- **YOUR ASSIGNMENT**
Which lines of the entries contain the string "Editor"? Please find them and copy them.
::: EXERCISE INPUTS :::
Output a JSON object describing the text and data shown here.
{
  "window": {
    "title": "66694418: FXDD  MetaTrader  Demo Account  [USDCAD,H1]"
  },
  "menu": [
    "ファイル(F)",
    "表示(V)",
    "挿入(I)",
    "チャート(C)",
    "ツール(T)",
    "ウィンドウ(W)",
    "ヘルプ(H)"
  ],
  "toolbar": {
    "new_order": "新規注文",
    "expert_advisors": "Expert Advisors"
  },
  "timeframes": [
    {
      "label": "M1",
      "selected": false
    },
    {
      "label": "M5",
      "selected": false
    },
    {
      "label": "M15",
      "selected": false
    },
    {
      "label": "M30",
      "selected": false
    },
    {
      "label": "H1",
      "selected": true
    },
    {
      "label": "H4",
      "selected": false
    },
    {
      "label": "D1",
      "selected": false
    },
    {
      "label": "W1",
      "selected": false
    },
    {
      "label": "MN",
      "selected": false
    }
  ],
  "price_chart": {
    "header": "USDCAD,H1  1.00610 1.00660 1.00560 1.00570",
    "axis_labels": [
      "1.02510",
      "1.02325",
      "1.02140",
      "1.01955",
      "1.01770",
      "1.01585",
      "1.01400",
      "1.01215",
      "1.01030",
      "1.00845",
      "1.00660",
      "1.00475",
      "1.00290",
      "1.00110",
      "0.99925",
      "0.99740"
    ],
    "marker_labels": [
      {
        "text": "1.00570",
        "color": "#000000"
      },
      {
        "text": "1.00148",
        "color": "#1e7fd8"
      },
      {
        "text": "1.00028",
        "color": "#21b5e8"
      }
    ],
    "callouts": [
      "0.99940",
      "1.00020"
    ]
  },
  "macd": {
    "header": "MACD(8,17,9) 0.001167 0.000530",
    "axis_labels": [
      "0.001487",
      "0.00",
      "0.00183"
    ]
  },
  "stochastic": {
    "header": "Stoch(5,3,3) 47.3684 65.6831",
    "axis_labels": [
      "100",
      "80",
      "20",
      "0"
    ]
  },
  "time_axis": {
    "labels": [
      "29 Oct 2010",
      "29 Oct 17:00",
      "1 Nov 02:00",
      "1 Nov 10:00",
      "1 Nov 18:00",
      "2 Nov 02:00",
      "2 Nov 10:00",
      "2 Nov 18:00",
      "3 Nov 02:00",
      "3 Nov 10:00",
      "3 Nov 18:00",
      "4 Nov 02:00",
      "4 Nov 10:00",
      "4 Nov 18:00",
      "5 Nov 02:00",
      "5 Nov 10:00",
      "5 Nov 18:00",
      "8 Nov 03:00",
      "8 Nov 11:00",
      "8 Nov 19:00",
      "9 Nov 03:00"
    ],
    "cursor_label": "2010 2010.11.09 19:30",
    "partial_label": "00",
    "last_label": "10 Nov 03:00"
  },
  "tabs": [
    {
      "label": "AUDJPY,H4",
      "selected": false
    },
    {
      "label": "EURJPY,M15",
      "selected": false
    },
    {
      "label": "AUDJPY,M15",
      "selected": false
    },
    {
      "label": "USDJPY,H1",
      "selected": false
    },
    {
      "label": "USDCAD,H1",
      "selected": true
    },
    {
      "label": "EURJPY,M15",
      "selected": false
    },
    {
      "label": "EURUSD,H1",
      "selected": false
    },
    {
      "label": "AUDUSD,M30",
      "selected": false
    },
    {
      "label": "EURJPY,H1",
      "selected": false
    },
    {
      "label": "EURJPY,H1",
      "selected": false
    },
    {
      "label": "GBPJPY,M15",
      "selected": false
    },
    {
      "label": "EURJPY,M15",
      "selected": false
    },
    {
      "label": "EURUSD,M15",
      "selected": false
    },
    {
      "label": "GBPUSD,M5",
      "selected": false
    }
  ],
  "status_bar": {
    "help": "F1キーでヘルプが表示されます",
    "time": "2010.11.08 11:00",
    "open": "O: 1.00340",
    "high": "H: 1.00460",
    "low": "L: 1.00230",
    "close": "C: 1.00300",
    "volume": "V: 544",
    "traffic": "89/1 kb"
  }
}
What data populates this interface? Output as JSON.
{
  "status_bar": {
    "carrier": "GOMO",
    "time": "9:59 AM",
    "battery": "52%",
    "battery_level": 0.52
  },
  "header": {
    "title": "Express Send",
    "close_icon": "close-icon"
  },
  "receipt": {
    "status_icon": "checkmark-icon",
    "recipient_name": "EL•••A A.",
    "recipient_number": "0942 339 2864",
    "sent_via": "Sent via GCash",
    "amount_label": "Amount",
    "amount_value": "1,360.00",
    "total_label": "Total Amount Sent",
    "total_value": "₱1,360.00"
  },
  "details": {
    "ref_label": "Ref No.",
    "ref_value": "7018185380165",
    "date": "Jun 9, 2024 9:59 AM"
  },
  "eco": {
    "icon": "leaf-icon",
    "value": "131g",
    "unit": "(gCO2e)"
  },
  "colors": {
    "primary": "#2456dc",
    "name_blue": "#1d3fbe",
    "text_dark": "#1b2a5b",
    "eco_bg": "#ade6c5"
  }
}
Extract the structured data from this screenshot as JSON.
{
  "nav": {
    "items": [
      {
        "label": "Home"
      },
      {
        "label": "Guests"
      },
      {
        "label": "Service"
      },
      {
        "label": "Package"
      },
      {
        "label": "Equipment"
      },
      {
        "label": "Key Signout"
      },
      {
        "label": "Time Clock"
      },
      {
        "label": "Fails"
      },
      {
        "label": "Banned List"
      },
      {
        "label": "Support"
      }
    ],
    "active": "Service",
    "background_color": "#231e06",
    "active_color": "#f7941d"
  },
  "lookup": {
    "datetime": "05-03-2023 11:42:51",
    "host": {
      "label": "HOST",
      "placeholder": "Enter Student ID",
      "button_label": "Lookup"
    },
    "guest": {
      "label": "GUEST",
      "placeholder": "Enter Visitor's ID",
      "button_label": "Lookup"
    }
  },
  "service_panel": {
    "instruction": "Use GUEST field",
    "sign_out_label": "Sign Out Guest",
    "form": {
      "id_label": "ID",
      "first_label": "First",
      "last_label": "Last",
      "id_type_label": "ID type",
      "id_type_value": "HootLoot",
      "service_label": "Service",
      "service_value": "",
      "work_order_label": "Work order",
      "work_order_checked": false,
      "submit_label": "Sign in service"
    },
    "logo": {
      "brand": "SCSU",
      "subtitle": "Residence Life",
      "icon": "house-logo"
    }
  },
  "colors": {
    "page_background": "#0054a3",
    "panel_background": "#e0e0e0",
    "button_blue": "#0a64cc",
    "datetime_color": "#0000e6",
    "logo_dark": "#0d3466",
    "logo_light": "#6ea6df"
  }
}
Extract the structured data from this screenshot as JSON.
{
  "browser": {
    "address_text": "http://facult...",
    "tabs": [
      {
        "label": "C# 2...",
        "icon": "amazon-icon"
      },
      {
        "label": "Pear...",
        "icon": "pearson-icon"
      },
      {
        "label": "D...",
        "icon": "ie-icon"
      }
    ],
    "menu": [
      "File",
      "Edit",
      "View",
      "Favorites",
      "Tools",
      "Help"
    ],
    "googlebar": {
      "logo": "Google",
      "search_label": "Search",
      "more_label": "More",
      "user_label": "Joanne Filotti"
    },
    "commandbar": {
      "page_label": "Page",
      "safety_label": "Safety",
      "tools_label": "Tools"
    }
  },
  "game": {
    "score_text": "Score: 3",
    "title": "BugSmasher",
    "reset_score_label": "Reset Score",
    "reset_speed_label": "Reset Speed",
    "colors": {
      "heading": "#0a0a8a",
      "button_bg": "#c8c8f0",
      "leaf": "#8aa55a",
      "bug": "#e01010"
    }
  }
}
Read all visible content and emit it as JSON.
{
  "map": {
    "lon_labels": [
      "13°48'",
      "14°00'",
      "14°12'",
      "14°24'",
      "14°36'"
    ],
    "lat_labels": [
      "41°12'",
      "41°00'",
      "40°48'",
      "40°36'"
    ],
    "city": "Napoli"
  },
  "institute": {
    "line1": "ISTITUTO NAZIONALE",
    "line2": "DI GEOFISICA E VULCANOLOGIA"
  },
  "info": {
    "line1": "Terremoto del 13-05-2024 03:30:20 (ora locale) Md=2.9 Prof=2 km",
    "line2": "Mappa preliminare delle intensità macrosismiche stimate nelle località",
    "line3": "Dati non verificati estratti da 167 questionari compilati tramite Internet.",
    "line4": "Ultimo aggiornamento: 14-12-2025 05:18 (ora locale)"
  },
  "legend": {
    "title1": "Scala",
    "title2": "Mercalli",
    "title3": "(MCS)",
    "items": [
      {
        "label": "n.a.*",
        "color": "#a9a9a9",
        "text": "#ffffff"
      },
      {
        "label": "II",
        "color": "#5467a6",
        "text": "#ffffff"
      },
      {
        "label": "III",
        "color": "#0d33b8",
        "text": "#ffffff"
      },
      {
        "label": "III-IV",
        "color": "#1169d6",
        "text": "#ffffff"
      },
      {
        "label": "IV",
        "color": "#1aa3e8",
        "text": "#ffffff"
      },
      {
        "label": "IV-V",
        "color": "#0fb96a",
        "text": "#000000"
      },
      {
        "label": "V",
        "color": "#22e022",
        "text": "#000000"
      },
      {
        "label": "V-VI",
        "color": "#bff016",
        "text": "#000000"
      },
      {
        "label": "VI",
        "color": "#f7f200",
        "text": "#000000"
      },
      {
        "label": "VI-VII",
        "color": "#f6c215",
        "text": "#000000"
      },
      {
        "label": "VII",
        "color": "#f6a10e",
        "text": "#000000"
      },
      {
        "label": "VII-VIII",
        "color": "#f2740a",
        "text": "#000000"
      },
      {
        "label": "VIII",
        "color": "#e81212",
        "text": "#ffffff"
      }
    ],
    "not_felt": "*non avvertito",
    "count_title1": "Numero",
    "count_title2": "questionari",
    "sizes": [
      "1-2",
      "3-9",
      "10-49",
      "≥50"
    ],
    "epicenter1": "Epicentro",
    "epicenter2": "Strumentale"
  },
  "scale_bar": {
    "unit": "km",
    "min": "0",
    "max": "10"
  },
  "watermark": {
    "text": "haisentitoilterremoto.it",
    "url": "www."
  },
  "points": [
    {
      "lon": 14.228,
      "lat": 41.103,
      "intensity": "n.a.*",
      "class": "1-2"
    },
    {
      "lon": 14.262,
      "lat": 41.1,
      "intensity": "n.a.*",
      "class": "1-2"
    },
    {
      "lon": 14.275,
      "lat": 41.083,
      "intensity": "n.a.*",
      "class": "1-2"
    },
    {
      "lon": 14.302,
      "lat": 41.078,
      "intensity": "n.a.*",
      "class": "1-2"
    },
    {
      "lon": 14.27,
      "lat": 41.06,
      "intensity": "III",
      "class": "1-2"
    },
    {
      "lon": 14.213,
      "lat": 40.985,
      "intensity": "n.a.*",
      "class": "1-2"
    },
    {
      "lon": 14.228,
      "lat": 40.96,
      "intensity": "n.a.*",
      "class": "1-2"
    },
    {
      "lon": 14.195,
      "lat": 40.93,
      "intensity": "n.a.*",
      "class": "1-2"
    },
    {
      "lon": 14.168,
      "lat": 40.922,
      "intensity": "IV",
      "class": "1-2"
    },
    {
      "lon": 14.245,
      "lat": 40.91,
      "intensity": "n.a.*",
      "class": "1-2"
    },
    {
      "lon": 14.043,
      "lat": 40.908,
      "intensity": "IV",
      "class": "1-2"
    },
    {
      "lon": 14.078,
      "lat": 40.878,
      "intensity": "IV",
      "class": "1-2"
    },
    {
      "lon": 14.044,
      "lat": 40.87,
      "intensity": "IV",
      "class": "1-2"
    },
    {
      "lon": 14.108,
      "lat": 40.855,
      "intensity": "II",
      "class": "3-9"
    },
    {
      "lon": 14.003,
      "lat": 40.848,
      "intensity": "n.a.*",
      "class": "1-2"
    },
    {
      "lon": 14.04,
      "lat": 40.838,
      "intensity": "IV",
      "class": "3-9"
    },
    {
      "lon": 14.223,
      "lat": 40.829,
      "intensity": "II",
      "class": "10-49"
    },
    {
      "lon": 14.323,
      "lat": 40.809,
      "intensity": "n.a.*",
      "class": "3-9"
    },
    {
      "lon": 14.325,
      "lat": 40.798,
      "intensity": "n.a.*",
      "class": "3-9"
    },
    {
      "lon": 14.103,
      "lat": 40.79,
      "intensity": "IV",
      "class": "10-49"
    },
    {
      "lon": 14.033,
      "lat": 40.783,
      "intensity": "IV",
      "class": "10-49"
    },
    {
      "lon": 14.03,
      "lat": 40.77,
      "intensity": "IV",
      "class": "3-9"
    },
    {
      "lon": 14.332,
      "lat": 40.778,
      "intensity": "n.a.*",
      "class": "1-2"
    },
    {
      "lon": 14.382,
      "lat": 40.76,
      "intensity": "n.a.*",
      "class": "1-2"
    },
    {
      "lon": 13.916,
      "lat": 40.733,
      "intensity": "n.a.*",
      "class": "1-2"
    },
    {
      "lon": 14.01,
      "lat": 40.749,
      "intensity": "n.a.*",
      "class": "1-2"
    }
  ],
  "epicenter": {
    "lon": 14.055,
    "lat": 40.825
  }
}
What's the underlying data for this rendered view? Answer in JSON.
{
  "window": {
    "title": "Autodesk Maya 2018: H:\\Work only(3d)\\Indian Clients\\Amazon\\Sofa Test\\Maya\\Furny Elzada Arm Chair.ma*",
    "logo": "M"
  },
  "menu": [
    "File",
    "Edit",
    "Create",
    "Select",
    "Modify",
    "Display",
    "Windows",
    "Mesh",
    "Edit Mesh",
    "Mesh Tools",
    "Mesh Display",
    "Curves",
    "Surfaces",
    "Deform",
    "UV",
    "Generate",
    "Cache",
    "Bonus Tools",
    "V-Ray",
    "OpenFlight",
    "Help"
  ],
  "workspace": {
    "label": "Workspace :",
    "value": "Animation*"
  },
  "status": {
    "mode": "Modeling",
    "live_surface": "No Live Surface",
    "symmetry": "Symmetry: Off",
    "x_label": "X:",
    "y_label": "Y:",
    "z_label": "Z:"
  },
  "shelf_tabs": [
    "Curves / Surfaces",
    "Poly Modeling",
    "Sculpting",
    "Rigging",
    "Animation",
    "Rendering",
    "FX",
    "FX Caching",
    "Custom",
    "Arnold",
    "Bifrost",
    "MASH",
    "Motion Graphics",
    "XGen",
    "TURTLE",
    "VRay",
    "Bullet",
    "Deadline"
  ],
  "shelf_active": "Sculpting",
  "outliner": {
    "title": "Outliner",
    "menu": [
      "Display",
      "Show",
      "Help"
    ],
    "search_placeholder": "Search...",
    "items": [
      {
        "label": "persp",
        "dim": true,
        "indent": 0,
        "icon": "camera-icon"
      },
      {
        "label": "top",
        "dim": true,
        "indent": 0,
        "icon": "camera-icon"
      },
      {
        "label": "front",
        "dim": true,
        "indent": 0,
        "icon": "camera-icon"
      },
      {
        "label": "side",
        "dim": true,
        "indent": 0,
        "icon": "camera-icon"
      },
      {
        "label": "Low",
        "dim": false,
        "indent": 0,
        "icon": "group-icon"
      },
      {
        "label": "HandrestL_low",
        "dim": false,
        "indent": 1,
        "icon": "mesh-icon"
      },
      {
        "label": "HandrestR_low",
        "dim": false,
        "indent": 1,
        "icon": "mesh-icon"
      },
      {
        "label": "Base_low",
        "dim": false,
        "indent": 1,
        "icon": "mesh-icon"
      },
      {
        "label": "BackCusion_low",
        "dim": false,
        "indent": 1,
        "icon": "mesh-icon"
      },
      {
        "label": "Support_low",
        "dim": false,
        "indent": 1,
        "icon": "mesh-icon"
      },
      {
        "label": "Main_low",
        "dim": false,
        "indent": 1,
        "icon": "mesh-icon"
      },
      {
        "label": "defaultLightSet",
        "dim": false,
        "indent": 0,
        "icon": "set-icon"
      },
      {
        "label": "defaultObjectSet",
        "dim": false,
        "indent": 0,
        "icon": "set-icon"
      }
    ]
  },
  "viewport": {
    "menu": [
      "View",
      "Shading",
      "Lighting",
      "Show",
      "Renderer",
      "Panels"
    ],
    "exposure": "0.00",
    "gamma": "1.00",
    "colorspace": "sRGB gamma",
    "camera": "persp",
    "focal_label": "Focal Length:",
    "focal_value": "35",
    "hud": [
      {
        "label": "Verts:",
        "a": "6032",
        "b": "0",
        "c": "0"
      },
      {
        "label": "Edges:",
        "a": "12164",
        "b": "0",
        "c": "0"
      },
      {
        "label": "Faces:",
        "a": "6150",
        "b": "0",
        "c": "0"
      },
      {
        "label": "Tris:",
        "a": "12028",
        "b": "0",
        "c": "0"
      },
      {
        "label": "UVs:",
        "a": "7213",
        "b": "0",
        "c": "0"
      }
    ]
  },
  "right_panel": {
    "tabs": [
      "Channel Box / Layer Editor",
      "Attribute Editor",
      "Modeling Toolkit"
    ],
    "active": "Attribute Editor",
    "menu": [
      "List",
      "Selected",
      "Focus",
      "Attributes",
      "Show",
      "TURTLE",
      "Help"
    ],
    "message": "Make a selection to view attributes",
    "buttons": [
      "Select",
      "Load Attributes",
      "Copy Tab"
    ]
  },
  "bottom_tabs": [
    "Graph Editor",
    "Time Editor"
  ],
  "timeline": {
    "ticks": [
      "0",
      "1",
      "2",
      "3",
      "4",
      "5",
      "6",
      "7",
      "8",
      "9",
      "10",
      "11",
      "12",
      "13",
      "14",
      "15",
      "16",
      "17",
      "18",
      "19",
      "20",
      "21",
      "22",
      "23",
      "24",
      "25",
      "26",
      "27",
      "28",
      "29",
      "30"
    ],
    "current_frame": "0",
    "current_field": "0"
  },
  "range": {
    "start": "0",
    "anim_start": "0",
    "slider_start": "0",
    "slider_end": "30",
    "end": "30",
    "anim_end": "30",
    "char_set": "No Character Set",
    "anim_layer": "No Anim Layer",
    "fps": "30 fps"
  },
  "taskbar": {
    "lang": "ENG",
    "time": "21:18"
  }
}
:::
- **SOLUTION TO THE EXERCISE**
      "Channel Box / Layer Editor",
      "Attribute Editor",
    "active": "Attribute Editor",
    "Graph Editor",
    "Time Editor"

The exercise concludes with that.